Cranfield Aerospace Solutions (CAeS), the UK SME heading the Project Fresson consortium, plans to take advantage of hydrogen fuel cell technology to create a commercially feasible retrofit powertrain solution for the nine-passenger Britten-Norman Islander aircraft.
By September 2022, Project Fresson will deliver an emissions-free (zero CO2), hydrogen-fuel-cell-powered flying demonstrator.
CAeS welcomed Ricardo UK and Innovatus Technologies to the Fresson consortium after a comprehensive review of hydrogen technology innovators. Innovatus Technologies brings their advanced Scottish Hydrogen Fuel Tank (SHyFT) technology, while Ricardo UK brings experience in fuel cell system production.
“We are proud to join the Cranfield Aerospace Solutions consortium to play our part in helping to reduce the carbon footprint for commercial air passengers. We are already working on hydrogen and fuel cell technology, providing clean efficient solutions which reduce carbon and noxious emissions across a wide range of sectors. Our work for the Fresson consortium will enable us to consolidate and grow our hydrogen fuel cell and propulsion capability, so that Ricardo can achieve its ambition of becoming a world-leader in hydrogen and fuel cell services and solutions and help accelerate net zero transportation.”Steve Dyke, Managing Director Ricardo Automotive and Industrial EMEA Division.
“We are proud in being selected to join the Cranfield Aerospace Solutions, ‘Project Fresson’, consortium. Our unique and innovative SHyFT solution is game-changing in bringing zero carbon fuel cell energy to commercial reality in the transport sector. Project Fresson showcases important Scottish innovation and next generation hydrogen tank manufacturing in the UK.”Ruan Swart, chief executive officer Innovatus Technologies.
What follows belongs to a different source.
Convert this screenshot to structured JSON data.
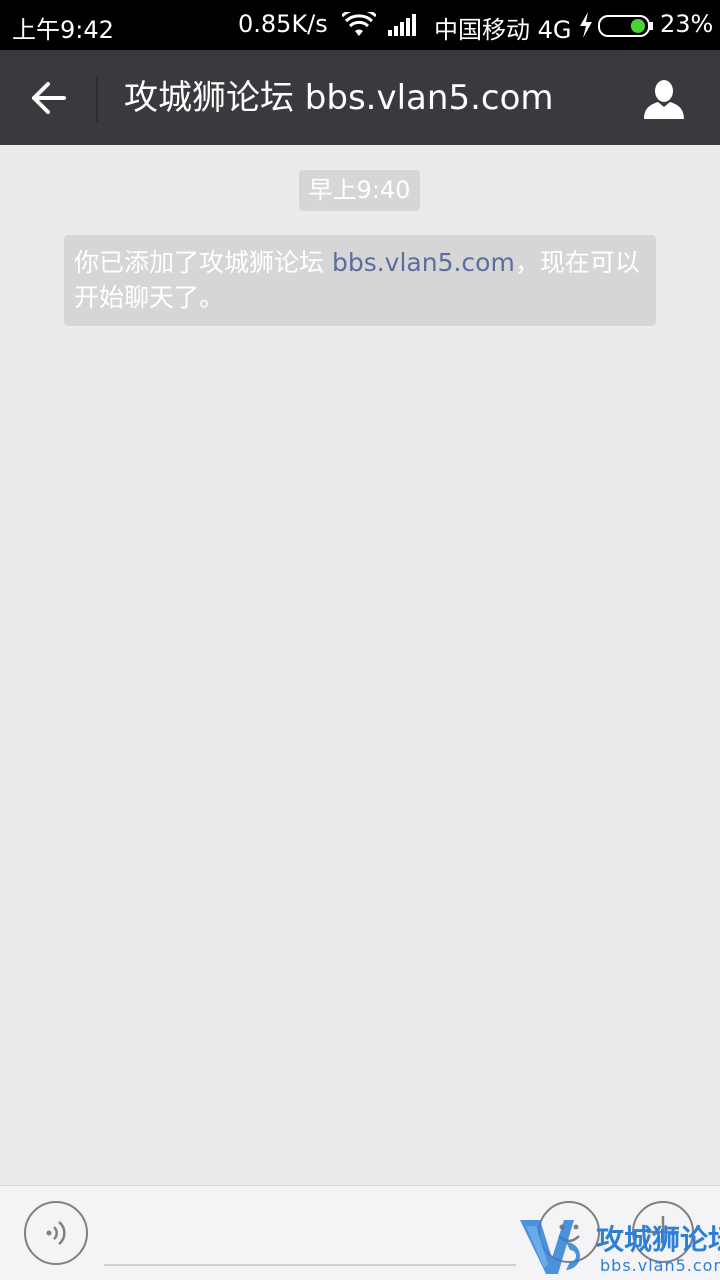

Following a thorough review of technologies and configurations for sustainable aircraft propulsion, the Fresson team concluded that hydrogen fuel cell technology is the best option for meeting environmental, regulatory, and operational criteria for this size of aircraft, resulting in zero carbon emissions and lower operating costs. This has provided the Fresson consortium, which includes Britten-Norman and Cranfield University, with an ability to provide a more advanced technology curriculum that goes beyond the initial demonstrator model.
“This is incredibly important for the Project Fresson Team but also for everyone else around the world interested in zero emissions flight. This project can deliver the world’s first truly “green” passenger carrying airline services. The whole team is proud of what Project Fresson has achieved so far and excited about what is to come. I am very thankful for the support of the ATI and our investors for making this ground-breaking work a reality.”Paul Hutton, chief executive officer, Cranfield Aerospace Solutions.
The ATI Program, a collaborative Government and business investment to sustain and develop the UK’s competitive role in civil aerospace design and manufacture, is supporting Project Fresson. The initiative tackles infrastructure, capacity, and supply chain issues through a cooperation with the Aerospace Technology Institute (ATI), the Department for Business, Energy, and Industrial Policy (BEIS), and Innovate UK.